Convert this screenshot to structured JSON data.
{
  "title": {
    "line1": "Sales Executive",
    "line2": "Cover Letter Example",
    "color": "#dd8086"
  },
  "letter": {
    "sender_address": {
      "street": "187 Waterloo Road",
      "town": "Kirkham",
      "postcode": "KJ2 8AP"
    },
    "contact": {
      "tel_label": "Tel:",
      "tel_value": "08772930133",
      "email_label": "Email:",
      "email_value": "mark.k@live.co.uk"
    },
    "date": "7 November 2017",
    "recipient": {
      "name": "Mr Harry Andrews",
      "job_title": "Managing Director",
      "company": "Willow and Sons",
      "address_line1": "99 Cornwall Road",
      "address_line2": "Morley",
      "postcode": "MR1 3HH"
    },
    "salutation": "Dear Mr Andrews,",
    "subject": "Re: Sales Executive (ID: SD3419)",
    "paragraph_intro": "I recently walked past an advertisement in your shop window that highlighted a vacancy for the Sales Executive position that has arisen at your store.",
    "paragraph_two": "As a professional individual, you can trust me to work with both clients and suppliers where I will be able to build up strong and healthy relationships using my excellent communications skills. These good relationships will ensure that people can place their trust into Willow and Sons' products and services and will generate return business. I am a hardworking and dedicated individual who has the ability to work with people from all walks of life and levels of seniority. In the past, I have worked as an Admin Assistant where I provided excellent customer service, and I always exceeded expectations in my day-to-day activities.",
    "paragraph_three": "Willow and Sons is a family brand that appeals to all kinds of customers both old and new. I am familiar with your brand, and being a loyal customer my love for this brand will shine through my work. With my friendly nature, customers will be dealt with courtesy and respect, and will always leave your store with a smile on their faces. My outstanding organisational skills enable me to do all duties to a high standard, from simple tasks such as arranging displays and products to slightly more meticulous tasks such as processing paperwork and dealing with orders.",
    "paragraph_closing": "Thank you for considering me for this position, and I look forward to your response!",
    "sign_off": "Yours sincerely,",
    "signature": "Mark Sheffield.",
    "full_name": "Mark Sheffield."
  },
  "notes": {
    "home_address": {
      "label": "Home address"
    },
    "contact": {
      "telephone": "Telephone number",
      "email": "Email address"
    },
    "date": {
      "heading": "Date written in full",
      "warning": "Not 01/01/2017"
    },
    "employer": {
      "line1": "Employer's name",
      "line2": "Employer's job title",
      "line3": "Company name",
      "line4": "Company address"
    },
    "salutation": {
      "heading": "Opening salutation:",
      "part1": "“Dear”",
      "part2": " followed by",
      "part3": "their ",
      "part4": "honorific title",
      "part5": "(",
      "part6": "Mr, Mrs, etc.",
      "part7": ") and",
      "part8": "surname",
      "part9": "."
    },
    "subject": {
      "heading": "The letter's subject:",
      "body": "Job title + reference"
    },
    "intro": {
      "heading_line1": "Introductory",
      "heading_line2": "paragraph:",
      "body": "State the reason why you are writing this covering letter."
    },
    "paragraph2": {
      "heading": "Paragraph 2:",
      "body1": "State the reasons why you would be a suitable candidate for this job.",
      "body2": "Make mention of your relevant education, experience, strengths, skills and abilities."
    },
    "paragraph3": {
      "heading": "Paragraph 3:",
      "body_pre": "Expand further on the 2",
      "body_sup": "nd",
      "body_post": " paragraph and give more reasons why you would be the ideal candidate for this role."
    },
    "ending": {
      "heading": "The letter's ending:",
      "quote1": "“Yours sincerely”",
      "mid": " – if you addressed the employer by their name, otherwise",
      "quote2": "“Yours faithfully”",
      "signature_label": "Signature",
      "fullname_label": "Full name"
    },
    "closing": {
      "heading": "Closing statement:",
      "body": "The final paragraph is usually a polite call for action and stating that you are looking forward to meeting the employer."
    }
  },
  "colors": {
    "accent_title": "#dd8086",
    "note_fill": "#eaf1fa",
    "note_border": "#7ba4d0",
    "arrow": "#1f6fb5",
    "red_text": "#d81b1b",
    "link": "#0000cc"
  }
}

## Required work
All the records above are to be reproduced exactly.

## Response below
Convert this screenshot to structured JSON data.
{
  "title": {
    "line1": "Sales Executive",
    "line2": "Cover Letter Example",
    "color": "#dd8086"
  },
  "letter": {
    "sender_address": {
      "street": "187 Waterloo Road",
      "town": "Kirkham",
      "postcode": "KJ2 8AP"
    },
    "contact": {
      "tel_label": "Tel:",
      "tel_value": "08772930133",
      "email_label": "Email:",
      "email_value": "mark.k@live.co.uk"
    },
    "date": "7 November 2017",
    "recipient": {
      "name": "Mr Harry Andrews",
      "job_title": "Managing Director",
      "company": "Willow and Sons",
      "address_line1": "99 Cornwall Road",
      "address_line2": "Morley",
      "postcode": "MR1 3HH"
    },
    "salutation": "Dear Mr Andrews,",
    "subject": "Re: Sales Executive (ID: SD3419)",
    "paragraph_intro": "I recently walked past an advertisement in your shop window that highlighted a vacancy for the Sales Executive position that has arisen at your store.",
    "paragraph_two": "As a professional individual, you can trust me to work with both clients and suppliers where I will be able to build up strong and healthy relationships using my excellent communications skills. These good relationships will ensure that people can place their trust into Willow and Sons' products and services and will generate return business. I am a hardworking and dedicated individual who has the ability to work with people from all walks of life and levels of seniority. In the past, I have worked as an Admin Assistant where I provided excellent customer service, and I always exceeded expectations in my day-to-day activities.",
    "paragraph_three": "Willow and Sons is a family brand that appeals to all kinds of customers both old and new. I am familiar with your brand, and being a loyal customer my love for this brand will shine through my work. With my friendly nature, customers will be dealt with courtesy and respect, and will always leave your store with a smile on their faces. My outstanding organisational skills enable me to do all duties to a high standard, from simple tasks such as arranging displays and products to slightly more meticulous tasks such as processing paperwork and dealing with orders.",
    "paragraph_closing": "Thank you for considering me for this position, and I look forward to your response!",
    "sign_off": "Yours sincerely,",
    "signature": "Mark Sheffield.",
    "full_name": "Mark Sheffield."
  },
  "notes": {
    "home_address": {
      "label": "Home address"
    },
    "contact": {
      "telephone": "Telephone number",
      "email": "Email address"
    },
    "date": {
      "heading": "Date written in full",
      "warning": "Not 01/01/2017"
    },
    "employer": {
      "line1": "Employer's name",
      "line2": "Employer's job title",
      "line3": "Company name",
      "line4": "Company address"
    },
    "salutation": {
      "heading": "Opening salutation:",
      "part1": "“Dear”",
      "part2": " followed by",
      "part3": "their ",
      "part4": "honorific title",
      "part5": "(",
      "part6": "Mr, Mrs, etc.",
      "part7": ") and",
      "part8": "surname",
      "part9": "."
    },
    "subject": {
      "heading": "The letter's subject:",
      "body": "Job title + reference"
    },
    "intro": {
      "heading_line1": "Introductory",
      "heading_line2": "paragraph:",
      "body": "State the reason why you are writing this covering letter."
    },
    "paragraph2": {
      "heading": "Paragraph 2:",
      "body1": "State the reasons why you would be a suitable candidate for this job.",
      "body2": "Make mention of your relevant education, experience, strengths, skills and abilities."
    },
    "paragraph3": {
      "heading": "Paragraph 3:",
      "body_pre": "Expand further on the 2",
      "body_sup": "nd",
      "body_post": " paragraph and give more reasons why you would be the ideal candidate for this role."
    },
    "ending": {
      "heading": "The letter's ending:",
      "quote1": "“Yours sincerely”",
      "mid": " – if you addressed the employer by their name, otherwise",
      "quote2": "“Yours faithfully”",
      "signature_label": "Signature",
      "fullname_label": "Full name"
    },
    "closing": {
      "heading": "Closing statement:",
      "body": "The final paragraph is usually a polite call for action and stating that you are looking forward to meeting the employer."
    }
  },
  "colors": {
    "accent_title": "#dd8086",
    "note_fill": "#eaf1fa",
    "note_border": "#7ba4d0",
    "arrow": "#1f6fb5",
    "red_text": "#d81b1b",
    "link": "#0000cc"
  }
}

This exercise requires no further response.